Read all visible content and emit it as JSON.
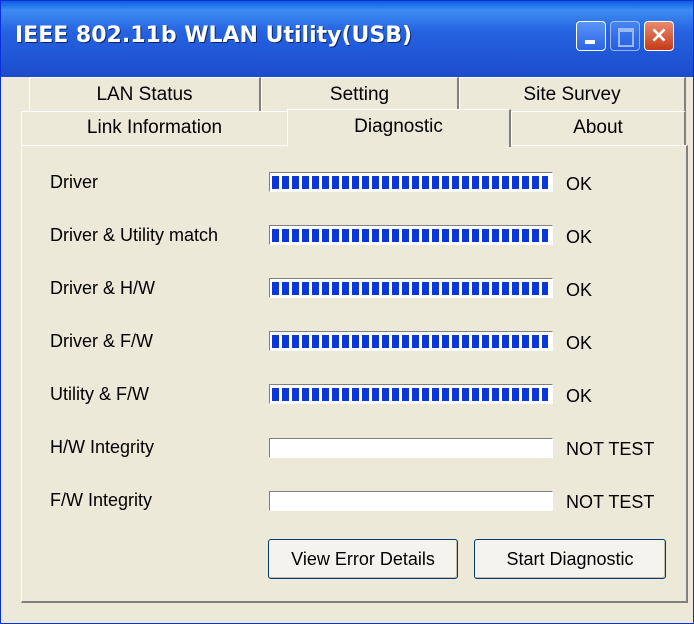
{
  "window": {
    "title": "IEEE 802.11b WLAN Utility(USB)"
  },
  "tabs": {
    "row1": [
      "LAN Status",
      "Setting",
      "Site Survey"
    ],
    "row2": [
      "Link Information",
      "Diagnostic",
      "About"
    ],
    "active": "Diagnostic"
  },
  "diagnostics": [
    {
      "label": "Driver",
      "progress": 1.0,
      "status": "OK"
    },
    {
      "label": "Driver & Utility match",
      "progress": 1.0,
      "status": "OK"
    },
    {
      "label": "Driver & H/W",
      "progress": 1.0,
      "status": "OK"
    },
    {
      "label": "Driver & F/W",
      "progress": 1.0,
      "status": "OK"
    },
    {
      "label": "Utility & F/W",
      "progress": 1.0,
      "status": "OK"
    },
    {
      "label": "H/W Integrity",
      "progress": 0.0,
      "status": "NOT TEST"
    },
    {
      "label": "F/W Integrity",
      "progress": 0.0,
      "status": "NOT TEST"
    }
  ],
  "buttons": {
    "view_error_details": "View Error Details",
    "start_diagnostic": "Start Diagnostic"
  },
  "colors": {
    "progress_fill": "#0b36d8",
    "titlebar": "#1f55d6",
    "dialog_bg": "#ece9d8"
  }
}
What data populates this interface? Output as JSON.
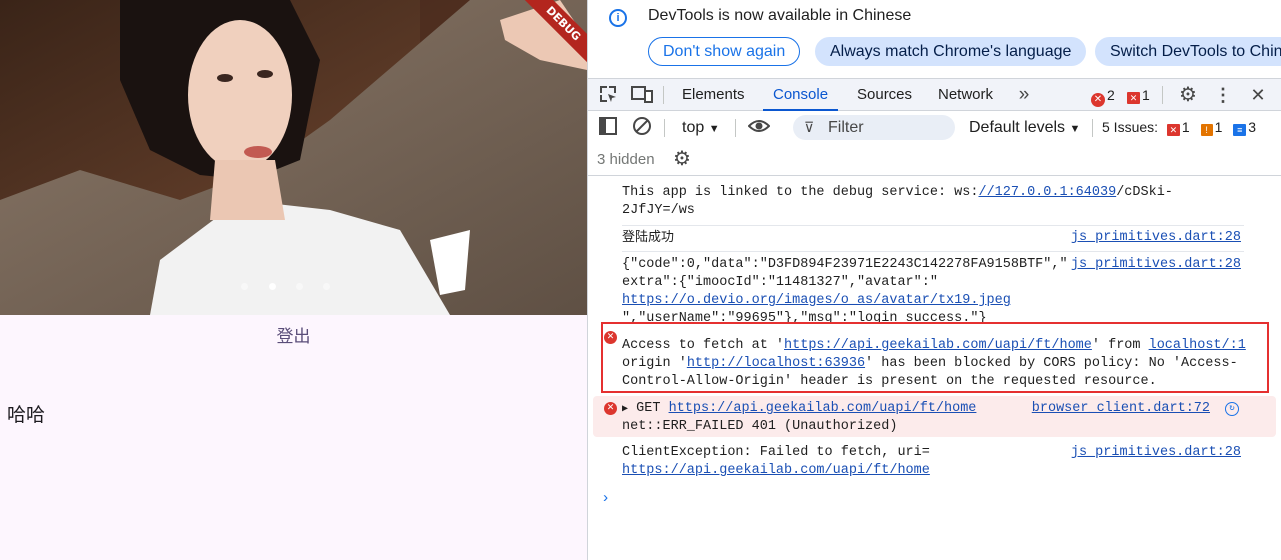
{
  "app": {
    "debug_label": "DEBUG",
    "logout_label": "登出",
    "text": "哈哈",
    "carousel": {
      "count": 4,
      "active": 1
    }
  },
  "devtools": {
    "infobar": {
      "message": "DevTools is now available in Chinese",
      "btn_dont_show": "Don't show again",
      "btn_match": "Always match Chrome's language",
      "btn_switch": "Switch DevTools to Chin"
    },
    "tabs": [
      "Elements",
      "Console",
      "Sources",
      "Network"
    ],
    "active_tab": "Console",
    "error_count": "2",
    "warning_count": "1",
    "toolbar": {
      "context": "top",
      "filter_placeholder": "Filter",
      "levels": "Default levels",
      "issues_label": "5 Issues:",
      "issues_errors": "1",
      "issues_warnings": "1",
      "issues_info": "3"
    },
    "hidden_label": "3 hidden",
    "messages": {
      "m1_text_a": "This app is linked to the debug service: ws:",
      "m1_link": "//127.0.0.1:64039",
      "m1_text_b": "/cDSki-",
      "m1_line2": "2JfJY=/ws",
      "m2_text": "登陆成功",
      "m2_src": "js_primitives.dart:28",
      "m3_line1": "{\"code\":0,\"data\":\"D3FD894F23971E2243C142278FA9158BTF\",\"",
      "m3_line2": "extra\":{\"imoocId\":\"11481327\",\"avatar\":\"",
      "m3_link": "https://o.devio.org/images/o_as/avatar/tx19.jpeg",
      "m3_line4": "\",\"userName\":\"99695\"},\"msg\":\"login success.\"}",
      "m3_src": "js_primitives.dart:28",
      "m4_a": "Access to fetch at '",
      "m4_link1": "https://api.geekailab.com/uapi/ft/home",
      "m4_b": "' from ",
      "m4_link2": "localhost/:1",
      "m4_c": "origin '",
      "m4_link3": "http://localhost:63936",
      "m4_d": "' has been blocked by CORS policy: No 'Access-",
      "m4_e": "Control-Allow-Origin' header is present on the requested resource.",
      "m5_method": "GET",
      "m5_link": "https://api.geekailab.com/uapi/ft/home",
      "m5_src": "browser_client.dart:72",
      "m5_line2": "net::ERR_FAILED 401 (Unauthorized)",
      "m6_line1": "ClientException: Failed to fetch, uri=",
      "m6_link": "https://api.geekailab.com/uapi/ft/home",
      "m6_src": "js_primitives.dart:28"
    }
  },
  "colors": {
    "accent": "#0b57d0",
    "error": "#dc362e",
    "app_bg": "#fdf6fe"
  }
}
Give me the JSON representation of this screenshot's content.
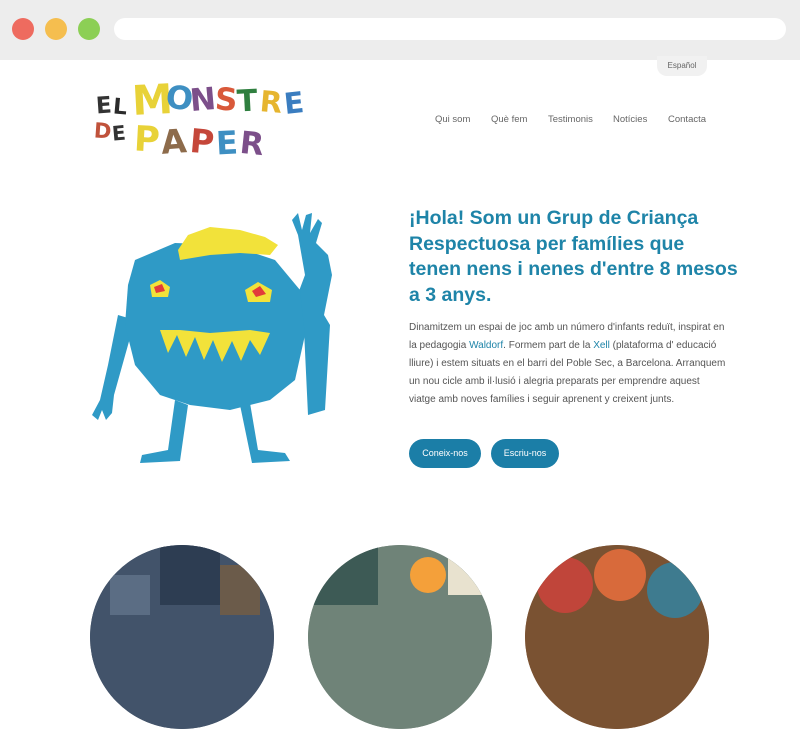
{
  "language": {
    "label": "Español"
  },
  "logo": {
    "line1": [
      "E",
      "L",
      "M",
      "O",
      "N",
      "S",
      "T",
      "R",
      "E"
    ],
    "line2": [
      "D",
      "E",
      "P",
      "A",
      "P",
      "E",
      "R"
    ]
  },
  "nav": {
    "items": [
      {
        "label": "Qui som"
      },
      {
        "label": "Què fem"
      },
      {
        "label": "Testimonis"
      },
      {
        "label": "Notícies"
      },
      {
        "label": "Contacta"
      }
    ]
  },
  "hero": {
    "headline": "¡Hola! Som un Grup de Criança Respectuosa per famílies que tenen nens i nenes d'entre 8 mesos a 3 anys.",
    "para_part1": "Dinamitzem un espai de joc amb un número d'infants reduït, inspirat en la pedagogia ",
    "link1": "Waldorf",
    "para_part2": ". Formem part de la ",
    "link2": "Xell",
    "para_part3": " (plataforma d' educació lliure) i estem situats en el barri del Poble Sec, a Barcelona. Arranquem un nou cicle amb il·lusió i alegria preparats per emprendre aquest viatge amb noves famílies i seguir aprenent y creixent junts.",
    "button1": "Coneix-nos",
    "button2": "Escriu-nos"
  },
  "colors": {
    "accent": "#1e84a8",
    "button": "#1b7ea7",
    "monster_body": "#2f9ac6",
    "monster_hair": "#f2e23a"
  }
}
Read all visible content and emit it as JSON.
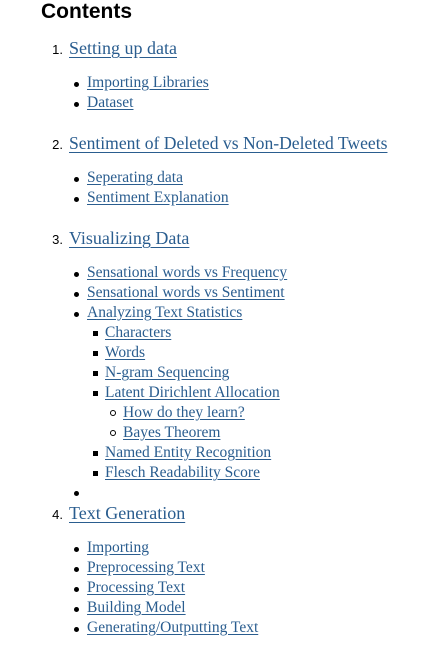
{
  "toc": {
    "title": "Contents",
    "sections": [
      {
        "number": "1.",
        "label": "Setting up data",
        "items": [
          "Importing Libraries",
          "Dataset"
        ]
      },
      {
        "number": "2.",
        "label": "Sentiment of Deleted vs Non-Deleted Tweets",
        "items": [
          "Seperating data",
          "Sentiment Explanation"
        ]
      },
      {
        "number": "3.",
        "label": "Visualizing Data",
        "items": [
          "Sensational words vs Frequency",
          "Sensational words vs Sentiment",
          "Analyzing Text Statistics"
        ],
        "text_stats": [
          "Characters",
          "Words",
          "N-gram Sequencing",
          "Latent Dirichlent Allocation",
          "Named Entity Recognition",
          "Flesch Readability Score"
        ],
        "lda": [
          "How do they learn?",
          "Bayes Theorem"
        ]
      },
      {
        "number": "4.",
        "label": "Text Generation",
        "items": [
          "Importing",
          "Preprocessing Text",
          "Processing Text",
          "Building Model",
          "Generating/Outputting Text"
        ]
      }
    ]
  }
}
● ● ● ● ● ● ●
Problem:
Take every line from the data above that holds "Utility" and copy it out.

Expected output:
    "title": "IEEE 802.11b WLAN Utility(USB)"
      "label": "Driver & Utility match",
      "label": "Utility & F/W",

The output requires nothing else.